- Opening Delimiter -

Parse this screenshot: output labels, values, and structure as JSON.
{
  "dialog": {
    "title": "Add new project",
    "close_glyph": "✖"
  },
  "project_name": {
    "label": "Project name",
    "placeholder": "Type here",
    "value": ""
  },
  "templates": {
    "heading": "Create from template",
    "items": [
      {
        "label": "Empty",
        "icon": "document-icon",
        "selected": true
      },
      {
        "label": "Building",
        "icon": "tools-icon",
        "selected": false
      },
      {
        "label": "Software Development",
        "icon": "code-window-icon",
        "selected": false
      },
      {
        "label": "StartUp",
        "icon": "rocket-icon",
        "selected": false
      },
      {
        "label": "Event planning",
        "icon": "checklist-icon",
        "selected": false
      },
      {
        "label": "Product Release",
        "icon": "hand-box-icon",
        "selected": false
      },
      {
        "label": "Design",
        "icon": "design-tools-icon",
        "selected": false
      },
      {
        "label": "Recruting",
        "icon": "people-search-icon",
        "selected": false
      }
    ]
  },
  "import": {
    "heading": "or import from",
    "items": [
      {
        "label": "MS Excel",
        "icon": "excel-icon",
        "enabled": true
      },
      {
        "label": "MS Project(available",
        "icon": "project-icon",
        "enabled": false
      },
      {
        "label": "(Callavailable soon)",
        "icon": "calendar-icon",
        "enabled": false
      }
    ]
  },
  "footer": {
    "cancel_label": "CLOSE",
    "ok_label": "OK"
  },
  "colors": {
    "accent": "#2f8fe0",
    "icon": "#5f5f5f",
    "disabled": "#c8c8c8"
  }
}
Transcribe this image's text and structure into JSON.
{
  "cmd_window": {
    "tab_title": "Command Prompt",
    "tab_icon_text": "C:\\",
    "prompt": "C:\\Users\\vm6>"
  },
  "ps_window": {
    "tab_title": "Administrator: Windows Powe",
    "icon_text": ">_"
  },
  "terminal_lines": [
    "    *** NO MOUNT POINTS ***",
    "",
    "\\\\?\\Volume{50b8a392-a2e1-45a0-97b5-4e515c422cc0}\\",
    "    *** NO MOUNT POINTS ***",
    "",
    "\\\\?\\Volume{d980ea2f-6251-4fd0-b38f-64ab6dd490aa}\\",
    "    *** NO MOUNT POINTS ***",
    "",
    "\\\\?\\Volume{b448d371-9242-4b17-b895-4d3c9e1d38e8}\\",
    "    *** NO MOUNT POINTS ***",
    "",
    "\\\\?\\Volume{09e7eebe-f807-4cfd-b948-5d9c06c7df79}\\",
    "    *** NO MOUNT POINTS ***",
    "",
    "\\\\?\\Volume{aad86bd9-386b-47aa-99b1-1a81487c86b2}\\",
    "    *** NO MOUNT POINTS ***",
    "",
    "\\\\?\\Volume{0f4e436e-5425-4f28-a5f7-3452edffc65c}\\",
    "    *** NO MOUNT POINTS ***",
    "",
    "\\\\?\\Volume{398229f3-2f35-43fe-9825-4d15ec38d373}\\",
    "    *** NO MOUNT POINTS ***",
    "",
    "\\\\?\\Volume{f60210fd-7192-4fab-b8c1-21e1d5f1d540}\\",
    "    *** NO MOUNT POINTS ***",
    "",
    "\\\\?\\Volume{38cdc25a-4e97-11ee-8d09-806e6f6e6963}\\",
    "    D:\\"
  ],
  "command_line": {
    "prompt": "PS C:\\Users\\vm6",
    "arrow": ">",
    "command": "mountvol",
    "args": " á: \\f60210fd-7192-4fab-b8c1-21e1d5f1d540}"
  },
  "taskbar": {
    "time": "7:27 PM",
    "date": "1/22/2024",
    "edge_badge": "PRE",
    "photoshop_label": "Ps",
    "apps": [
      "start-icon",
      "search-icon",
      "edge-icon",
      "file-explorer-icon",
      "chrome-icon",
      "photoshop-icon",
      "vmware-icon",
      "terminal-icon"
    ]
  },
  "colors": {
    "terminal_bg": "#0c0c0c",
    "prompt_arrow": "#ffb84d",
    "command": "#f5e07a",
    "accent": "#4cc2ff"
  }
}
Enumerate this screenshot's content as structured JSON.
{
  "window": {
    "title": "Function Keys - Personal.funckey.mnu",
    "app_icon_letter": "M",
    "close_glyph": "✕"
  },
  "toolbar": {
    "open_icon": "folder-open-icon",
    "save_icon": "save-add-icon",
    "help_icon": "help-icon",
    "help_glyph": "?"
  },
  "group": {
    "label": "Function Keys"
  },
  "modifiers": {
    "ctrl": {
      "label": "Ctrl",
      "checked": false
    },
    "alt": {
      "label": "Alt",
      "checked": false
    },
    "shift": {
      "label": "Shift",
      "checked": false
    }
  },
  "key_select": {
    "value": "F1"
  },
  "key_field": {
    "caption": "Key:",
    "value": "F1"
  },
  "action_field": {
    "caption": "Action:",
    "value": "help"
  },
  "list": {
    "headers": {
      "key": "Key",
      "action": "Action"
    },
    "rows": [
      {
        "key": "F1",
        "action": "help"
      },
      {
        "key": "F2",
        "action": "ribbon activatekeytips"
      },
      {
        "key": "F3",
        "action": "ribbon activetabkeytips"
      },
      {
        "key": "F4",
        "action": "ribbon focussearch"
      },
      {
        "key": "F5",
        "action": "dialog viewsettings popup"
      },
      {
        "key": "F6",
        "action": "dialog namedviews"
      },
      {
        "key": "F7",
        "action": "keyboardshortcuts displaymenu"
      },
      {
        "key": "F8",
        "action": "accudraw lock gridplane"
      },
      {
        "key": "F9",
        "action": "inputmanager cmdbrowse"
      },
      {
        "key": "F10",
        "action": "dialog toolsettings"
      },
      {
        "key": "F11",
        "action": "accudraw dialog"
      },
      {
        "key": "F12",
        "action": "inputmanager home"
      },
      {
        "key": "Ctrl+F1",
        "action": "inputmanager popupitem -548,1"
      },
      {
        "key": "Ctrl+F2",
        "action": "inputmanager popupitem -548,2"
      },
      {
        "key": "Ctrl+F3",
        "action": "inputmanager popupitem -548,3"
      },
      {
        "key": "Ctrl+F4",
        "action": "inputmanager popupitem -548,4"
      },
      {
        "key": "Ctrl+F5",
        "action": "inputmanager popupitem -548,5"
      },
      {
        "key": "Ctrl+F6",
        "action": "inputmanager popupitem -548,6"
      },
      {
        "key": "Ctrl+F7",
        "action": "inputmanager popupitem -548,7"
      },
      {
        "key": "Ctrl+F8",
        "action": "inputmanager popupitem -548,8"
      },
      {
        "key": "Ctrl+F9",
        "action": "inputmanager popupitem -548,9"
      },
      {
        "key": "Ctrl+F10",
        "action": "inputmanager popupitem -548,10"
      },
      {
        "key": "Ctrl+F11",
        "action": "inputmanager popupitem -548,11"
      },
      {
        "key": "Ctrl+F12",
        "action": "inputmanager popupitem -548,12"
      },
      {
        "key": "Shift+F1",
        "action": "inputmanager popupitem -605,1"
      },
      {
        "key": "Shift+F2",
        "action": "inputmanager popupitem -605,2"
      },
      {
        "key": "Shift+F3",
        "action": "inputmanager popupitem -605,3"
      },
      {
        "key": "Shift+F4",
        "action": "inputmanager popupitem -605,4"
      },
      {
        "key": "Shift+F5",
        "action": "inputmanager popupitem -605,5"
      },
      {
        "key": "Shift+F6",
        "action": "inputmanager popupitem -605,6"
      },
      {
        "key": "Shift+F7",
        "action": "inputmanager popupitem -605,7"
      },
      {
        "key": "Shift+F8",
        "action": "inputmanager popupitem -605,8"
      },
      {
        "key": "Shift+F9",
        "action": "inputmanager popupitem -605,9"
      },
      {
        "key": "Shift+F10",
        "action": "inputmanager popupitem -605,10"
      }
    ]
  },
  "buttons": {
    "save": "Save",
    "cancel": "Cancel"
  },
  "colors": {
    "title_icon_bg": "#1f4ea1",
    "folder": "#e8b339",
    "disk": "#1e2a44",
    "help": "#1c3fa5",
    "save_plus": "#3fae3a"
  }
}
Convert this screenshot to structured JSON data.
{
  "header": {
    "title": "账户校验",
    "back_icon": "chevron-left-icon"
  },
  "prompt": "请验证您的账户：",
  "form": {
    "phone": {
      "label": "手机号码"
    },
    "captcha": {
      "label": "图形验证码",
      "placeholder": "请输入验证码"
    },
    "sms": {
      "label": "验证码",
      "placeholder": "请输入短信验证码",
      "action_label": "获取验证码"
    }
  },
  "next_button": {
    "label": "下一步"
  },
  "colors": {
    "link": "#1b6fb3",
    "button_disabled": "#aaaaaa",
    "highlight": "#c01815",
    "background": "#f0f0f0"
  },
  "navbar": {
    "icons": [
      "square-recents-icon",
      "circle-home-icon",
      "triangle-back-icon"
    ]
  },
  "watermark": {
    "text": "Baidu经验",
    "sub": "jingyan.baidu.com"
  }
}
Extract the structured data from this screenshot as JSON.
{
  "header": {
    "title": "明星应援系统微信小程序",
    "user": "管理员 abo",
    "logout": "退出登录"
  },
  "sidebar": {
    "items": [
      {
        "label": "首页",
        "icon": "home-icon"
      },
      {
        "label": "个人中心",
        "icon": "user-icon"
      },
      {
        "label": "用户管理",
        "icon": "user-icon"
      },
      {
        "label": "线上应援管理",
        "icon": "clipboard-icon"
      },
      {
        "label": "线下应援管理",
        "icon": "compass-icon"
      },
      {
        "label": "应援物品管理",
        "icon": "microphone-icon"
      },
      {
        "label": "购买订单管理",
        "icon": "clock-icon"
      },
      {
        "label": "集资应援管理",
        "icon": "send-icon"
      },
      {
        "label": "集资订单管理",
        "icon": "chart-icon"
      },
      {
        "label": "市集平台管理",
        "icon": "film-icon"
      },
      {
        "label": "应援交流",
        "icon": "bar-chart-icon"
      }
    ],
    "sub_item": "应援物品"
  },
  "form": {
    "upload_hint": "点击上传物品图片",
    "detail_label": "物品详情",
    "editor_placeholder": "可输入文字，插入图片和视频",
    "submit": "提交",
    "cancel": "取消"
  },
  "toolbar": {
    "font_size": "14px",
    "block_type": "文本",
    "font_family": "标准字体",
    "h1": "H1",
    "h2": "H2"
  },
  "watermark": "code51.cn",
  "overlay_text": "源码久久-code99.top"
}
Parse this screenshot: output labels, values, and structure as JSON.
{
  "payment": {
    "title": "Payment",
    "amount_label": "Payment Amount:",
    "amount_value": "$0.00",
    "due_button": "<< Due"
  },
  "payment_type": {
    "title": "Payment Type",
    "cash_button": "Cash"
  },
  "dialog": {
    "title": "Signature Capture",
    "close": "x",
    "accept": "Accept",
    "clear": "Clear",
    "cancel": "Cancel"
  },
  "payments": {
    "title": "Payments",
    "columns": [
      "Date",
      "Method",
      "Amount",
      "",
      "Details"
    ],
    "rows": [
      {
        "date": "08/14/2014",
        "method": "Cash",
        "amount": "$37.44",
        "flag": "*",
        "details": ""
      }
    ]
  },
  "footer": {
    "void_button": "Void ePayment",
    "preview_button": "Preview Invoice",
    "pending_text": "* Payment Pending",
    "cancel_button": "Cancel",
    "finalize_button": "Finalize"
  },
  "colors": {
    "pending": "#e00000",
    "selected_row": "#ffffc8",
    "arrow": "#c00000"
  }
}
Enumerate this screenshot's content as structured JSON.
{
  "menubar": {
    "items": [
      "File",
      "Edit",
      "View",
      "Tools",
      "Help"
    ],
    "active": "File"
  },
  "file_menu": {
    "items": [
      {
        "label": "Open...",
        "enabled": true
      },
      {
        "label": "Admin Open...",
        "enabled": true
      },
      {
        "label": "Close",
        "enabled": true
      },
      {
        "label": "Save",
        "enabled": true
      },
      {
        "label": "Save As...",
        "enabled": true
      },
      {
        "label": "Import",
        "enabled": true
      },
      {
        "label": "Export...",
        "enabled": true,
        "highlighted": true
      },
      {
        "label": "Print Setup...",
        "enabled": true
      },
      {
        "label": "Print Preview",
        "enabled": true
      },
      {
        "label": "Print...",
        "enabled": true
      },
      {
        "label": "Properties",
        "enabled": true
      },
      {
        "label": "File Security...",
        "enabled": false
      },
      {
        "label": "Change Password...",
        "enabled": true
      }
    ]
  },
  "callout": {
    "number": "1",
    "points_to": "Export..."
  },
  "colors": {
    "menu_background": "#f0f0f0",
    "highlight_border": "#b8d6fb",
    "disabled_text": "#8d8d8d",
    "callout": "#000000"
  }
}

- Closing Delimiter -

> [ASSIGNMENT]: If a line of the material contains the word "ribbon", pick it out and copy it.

> [ANSWER SECTION]:
        "action": "ribbon activatekeytips"
        "action": "ribbon activetabkeytips"
        "action": "ribbon focussearch"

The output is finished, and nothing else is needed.